* EXERCISE AIM:
If a line of the records contains the string "circle", copy it out.

* DATA SECTION:

────────────────

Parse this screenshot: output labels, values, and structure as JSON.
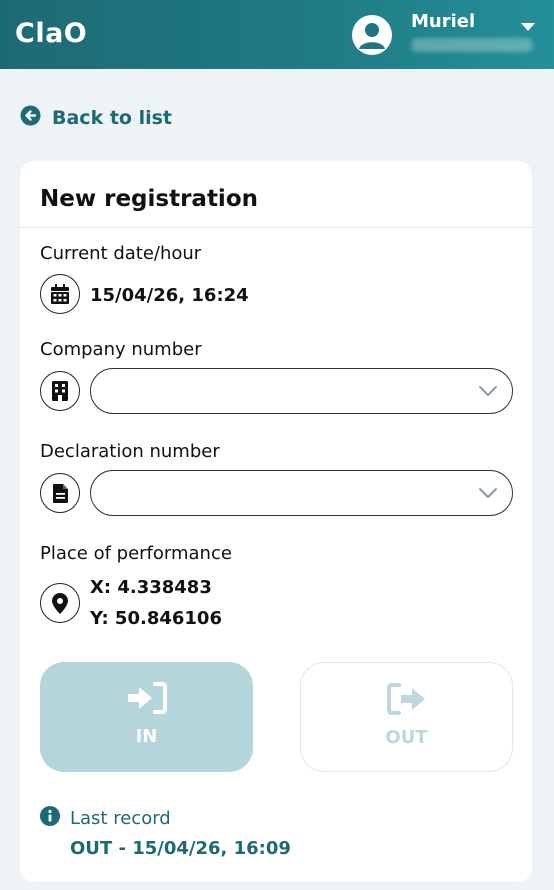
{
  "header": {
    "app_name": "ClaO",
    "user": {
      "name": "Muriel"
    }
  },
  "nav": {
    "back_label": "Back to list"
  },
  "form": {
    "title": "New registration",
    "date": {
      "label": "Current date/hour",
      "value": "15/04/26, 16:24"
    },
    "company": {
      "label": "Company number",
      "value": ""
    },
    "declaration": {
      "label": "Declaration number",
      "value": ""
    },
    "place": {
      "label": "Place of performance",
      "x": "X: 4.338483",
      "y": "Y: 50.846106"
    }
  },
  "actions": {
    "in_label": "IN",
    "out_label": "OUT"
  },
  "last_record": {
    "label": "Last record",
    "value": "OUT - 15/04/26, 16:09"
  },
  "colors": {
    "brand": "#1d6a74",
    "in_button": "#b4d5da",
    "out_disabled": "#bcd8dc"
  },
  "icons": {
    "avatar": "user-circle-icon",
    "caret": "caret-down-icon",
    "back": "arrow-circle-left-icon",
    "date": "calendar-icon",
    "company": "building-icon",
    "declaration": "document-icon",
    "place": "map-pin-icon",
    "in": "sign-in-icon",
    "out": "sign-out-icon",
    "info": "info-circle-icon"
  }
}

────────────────

* RESULT:
    "avatar": "user-circle-icon",
    "back": "arrow-circle-left-icon",
    "info": "info-circle-icon"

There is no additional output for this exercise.